App and web page records:

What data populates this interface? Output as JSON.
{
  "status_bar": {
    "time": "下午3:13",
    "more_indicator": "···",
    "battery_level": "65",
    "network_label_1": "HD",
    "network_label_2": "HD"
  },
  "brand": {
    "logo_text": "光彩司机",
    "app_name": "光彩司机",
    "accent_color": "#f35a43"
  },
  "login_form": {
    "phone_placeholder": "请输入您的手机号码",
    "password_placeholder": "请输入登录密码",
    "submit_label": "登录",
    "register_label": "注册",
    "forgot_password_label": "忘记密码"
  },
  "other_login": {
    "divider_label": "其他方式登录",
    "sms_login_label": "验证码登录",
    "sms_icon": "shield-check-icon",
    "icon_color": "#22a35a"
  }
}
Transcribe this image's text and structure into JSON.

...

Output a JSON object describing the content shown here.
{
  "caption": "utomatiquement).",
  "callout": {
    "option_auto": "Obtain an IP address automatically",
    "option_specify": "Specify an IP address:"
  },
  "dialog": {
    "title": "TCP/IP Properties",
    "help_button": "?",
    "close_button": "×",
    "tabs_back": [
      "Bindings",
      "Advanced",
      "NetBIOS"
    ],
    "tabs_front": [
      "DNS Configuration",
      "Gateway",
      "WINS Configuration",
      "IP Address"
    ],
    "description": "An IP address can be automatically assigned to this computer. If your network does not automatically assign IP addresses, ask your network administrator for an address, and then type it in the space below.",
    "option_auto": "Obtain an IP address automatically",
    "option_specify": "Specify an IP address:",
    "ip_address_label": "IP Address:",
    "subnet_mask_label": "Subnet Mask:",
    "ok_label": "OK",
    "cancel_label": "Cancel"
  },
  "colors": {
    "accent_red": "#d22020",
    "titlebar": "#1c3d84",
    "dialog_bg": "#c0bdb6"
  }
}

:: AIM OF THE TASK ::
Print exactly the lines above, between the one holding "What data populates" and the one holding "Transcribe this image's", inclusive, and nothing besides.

:: OUTPUT FOR THIS TASK ::
What data populates this interface? Output as JSON.
{
  "status_bar": {
    "time": "下午3:13",
    "more_indicator": "···",
    "battery_level": "65",
    "network_label_1": "HD",
    "network_label_2": "HD"
  },
  "brand": {
    "logo_text": "光彩司机",
    "app_name": "光彩司机",
    "accent_color": "#f35a43"
  },
  "login_form": {
    "phone_placeholder": "请输入您的手机号码",
    "password_placeholder": "请输入登录密码",
    "submit_label": "登录",
    "register_label": "注册",
    "forgot_password_label": "忘记密码"
  },
  "other_login": {
    "divider_label": "其他方式登录",
    "sms_login_label": "验证码登录",
    "sms_icon": "shield-check-icon",
    "icon_color": "#22a35a"
  }
}
Transcribe this image's text and structure into JSON.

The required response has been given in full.